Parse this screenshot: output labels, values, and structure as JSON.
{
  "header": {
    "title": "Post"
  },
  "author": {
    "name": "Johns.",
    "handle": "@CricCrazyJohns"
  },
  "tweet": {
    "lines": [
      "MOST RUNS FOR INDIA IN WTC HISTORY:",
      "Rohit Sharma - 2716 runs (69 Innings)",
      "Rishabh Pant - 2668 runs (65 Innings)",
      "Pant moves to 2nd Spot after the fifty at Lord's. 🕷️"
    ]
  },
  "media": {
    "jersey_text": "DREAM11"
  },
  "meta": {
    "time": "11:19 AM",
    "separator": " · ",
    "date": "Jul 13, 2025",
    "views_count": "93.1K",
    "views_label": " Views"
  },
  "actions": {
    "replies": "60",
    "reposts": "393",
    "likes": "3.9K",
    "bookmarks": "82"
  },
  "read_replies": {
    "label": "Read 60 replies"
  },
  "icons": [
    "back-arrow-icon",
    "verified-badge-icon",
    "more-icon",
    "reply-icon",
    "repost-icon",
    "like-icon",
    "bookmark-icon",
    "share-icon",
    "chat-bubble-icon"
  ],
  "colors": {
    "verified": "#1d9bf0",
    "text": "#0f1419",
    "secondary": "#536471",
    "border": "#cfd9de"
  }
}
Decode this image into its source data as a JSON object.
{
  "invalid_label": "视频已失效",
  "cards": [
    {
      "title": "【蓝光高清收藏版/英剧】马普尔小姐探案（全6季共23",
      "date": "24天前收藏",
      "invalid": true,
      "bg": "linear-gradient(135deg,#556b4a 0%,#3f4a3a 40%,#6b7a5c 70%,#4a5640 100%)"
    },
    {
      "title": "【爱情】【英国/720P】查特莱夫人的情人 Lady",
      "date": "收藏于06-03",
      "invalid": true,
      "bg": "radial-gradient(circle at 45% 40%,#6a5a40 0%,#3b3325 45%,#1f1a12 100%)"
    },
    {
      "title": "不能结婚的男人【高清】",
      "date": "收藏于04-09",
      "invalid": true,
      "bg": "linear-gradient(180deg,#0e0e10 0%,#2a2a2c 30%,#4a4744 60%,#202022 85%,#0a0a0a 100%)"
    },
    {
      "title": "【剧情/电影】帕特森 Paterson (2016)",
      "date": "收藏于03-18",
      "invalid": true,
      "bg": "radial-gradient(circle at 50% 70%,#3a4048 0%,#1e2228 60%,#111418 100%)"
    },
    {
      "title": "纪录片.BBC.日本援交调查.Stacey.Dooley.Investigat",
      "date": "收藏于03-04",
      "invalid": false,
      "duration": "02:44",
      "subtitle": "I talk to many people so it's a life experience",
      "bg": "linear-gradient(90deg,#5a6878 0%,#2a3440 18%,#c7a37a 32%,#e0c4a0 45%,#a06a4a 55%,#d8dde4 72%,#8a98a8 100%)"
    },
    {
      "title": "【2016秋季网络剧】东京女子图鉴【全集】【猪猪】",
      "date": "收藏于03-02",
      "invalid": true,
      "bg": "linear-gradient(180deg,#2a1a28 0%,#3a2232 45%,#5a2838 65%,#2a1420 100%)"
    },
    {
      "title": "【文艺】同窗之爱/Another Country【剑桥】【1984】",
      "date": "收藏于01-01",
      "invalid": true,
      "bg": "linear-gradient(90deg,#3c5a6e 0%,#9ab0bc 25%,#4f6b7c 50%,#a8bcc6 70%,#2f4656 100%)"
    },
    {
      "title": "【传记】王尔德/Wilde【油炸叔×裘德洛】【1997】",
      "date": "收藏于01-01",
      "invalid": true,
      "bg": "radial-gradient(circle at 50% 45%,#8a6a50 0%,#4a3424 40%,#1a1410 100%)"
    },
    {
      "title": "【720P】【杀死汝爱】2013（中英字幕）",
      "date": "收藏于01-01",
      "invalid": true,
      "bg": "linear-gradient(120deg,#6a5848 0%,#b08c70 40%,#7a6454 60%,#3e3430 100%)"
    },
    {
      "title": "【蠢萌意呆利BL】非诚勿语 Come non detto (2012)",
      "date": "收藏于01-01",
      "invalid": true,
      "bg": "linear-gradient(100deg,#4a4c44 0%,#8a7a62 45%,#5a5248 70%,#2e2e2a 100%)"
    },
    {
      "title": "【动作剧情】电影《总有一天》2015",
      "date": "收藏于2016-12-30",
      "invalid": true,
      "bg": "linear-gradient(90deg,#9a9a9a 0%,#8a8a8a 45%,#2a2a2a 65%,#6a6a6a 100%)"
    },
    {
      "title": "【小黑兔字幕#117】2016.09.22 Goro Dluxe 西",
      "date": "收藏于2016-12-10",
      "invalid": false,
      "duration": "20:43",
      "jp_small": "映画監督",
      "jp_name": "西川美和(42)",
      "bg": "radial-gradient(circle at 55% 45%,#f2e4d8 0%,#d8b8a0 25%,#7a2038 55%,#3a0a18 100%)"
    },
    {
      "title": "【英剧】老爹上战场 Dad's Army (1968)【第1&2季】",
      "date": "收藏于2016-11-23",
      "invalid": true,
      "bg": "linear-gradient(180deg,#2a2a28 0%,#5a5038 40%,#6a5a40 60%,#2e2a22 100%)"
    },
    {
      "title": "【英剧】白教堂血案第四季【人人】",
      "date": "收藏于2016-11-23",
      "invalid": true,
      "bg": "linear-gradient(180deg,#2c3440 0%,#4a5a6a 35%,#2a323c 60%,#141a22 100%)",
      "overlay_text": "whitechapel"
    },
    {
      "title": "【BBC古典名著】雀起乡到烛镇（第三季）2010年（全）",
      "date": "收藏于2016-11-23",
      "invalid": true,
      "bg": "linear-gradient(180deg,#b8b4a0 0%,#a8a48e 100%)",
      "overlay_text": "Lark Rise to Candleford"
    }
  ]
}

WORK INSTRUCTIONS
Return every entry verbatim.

ANSWER FOR THIS EXERCISE
Parse this screenshot: output labels, values, and structure as JSON.
{
  "header": {
    "title": "Post"
  },
  "author": {
    "name": "Johns.",
    "handle": "@CricCrazyJohns"
  },
  "tweet": {
    "lines": [
      "MOST RUNS FOR INDIA IN WTC HISTORY:",
      "Rohit Sharma - 2716 runs (69 Innings)",
      "Rishabh Pant - 2668 runs (65 Innings)",
      "Pant moves to 2nd Spot after the fifty at Lord's. 🕷️"
    ]
  },
  "media": {
    "jersey_text": "DREAM11"
  },
  "meta": {
    "time": "11:19 AM",
    "separator": " · ",
    "date": "Jul 13, 2025",
    "views_count": "93.1K",
    "views_label": " Views"
  },
  "actions": {
    "replies": "60",
    "reposts": "393",
    "likes": "3.9K",
    "bookmarks": "82"
  },
  "read_replies": {
    "label": "Read 60 replies"
  },
  "icons": [
    "back-arrow-icon",
    "verified-badge-icon",
    "more-icon",
    "reply-icon",
    "repost-icon",
    "like-icon",
    "bookmark-icon",
    "share-icon",
    "chat-bubble-icon"
  ],
  "colors": {
    "verified": "#1d9bf0",
    "text": "#0f1419",
    "secondary": "#536471",
    "border": "#cfd9de"
  }
}
Decode this image into its source data as a JSON object.
{
  "invalid_label": "视频已失效",
  "cards": [
    {
      "title": "【蓝光高清收藏版/英剧】马普尔小姐探案（全6季共23",
      "date": "24天前收藏",
      "invalid": true,
      "bg": "linear-gradient(135deg,#556b4a 0%,#3f4a3a 40%,#6b7a5c 70%,#4a5640 100%)"
    },
    {
      "title": "【爱情】【英国/720P】查特莱夫人的情人 Lady",
      "date": "收藏于06-03",
      "invalid": true,
      "bg": "radial-gradient(circle at 45% 40%,#6a5a40 0%,#3b3325 45%,#1f1a12 100%)"
    },
    {
      "title": "不能结婚的男人【高清】",
      "date": "收藏于04-09",
      "invalid": true,
      "bg": "linear-gradient(180deg,#0e0e10 0%,#2a2a2c 30%,#4a4744 60%,#202022 85%,#0a0a0a 100%)"
    },
    {
      "title": "【剧情/电影】帕特森 Paterson (2016)",
      "date": "收藏于03-18",
      "invalid": true,
      "bg": "radial-gradient(circle at 50% 70%,#3a4048 0%,#1e2228 60%,#111418 100%)"
    },
    {
      "title": "纪录片.BBC.日本援交调查.Stacey.Dooley.Investigat",
      "date": "收藏于03-04",
      "invalid": false,
      "duration": "02:44",
      "subtitle": "I talk to many people so it's a life experience",
      "bg": "linear-gradient(90deg,#5a6878 0%,#2a3440 18%,#c7a37a 32%,#e0c4a0 45%,#a06a4a 55%,#d8dde4 72%,#8a98a8 100%)"
    },
    {
      "title": "【2016秋季网络剧】东京女子图鉴【全集】【猪猪】",
      "date": "收藏于03-02",
      "invalid": true,
      "bg": "linear-gradient(180deg,#2a1a28 0%,#3a2232 45%,#5a2838 65%,#2a1420 100%)"
    },
    {
      "title": "【文艺】同窗之爱/Another Country【剑桥】【1984】",
      "date": "收藏于01-01",
      "invalid": true,
      "bg": "linear-gradient(90deg,#3c5a6e 0%,#9ab0bc 25%,#4f6b7c 50%,#a8bcc6 70%,#2f4656 100%)"
    },
    {
      "title": "【传记】王尔德/Wilde【油炸叔×裘德洛】【1997】",
      "date": "收藏于01-01",
      "invalid": true,
      "bg": "radial-gradient(circle at 50% 45%,#8a6a50 0%,#4a3424 40%,#1a1410 100%)"
    },
    {
      "title": "【720P】【杀死汝爱】2013（中英字幕）",
      "date": "收藏于01-01",
      "invalid": true,
      "bg": "linear-gradient(120deg,#6a5848 0%,#b08c70 40%,#7a6454 60%,#3e3430 100%)"
    },
    {
      "title": "【蠢萌意呆利BL】非诚勿语 Come non detto (2012)",
      "date": "收藏于01-01",
      "invalid": true,
      "bg": "linear-gradient(100deg,#4a4c44 0%,#8a7a62 45%,#5a5248 70%,#2e2e2a 100%)"
    },
    {
      "title": "【动作剧情】电影《总有一天》2015",
      "date": "收藏于2016-12-30",
      "invalid": true,
      "bg": "linear-gradient(90deg,#9a9a9a 0%,#8a8a8a 45%,#2a2a2a 65%,#6a6a6a 100%)"
    },
    {
      "title": "【小黑兔字幕#117】2016.09.22 Goro Dluxe 西",
      "date": "收藏于2016-12-10",
      "invalid": false,
      "duration": "20:43",
      "jp_small": "映画監督",
      "jp_name": "西川美和(42)",
      "bg": "radial-gradient(circle at 55% 45%,#f2e4d8 0%,#d8b8a0 25%,#7a2038 55%,#3a0a18 100%)"
    },
    {
      "title": "【英剧】老爹上战场 Dad's Army (1968)【第1&2季】",
      "date": "收藏于2016-11-23",
      "invalid": true,
      "bg": "linear-gradient(180deg,#2a2a28 0%,#5a5038 40%,#6a5a40 60%,#2e2a22 100%)"
    },
    {
      "title": "【英剧】白教堂血案第四季【人人】",
      "date": "收藏于2016-11-23",
      "invalid": true,
      "bg": "linear-gradient(180deg,#2c3440 0%,#4a5a6a 35%,#2a323c 60%,#141a22 100%)",
      "overlay_text": "whitechapel"
    },
    {
      "title": "【BBC古典名著】雀起乡到烛镇（第三季）2010年（全）",
      "date": "收藏于2016-11-23",
      "invalid": true,
      "bg": "linear-gradient(180deg,#b8b4a0 0%,#a8a48e 100%)",
      "overlay_text": "Lark Rise to Candleford"
    }
  ]
}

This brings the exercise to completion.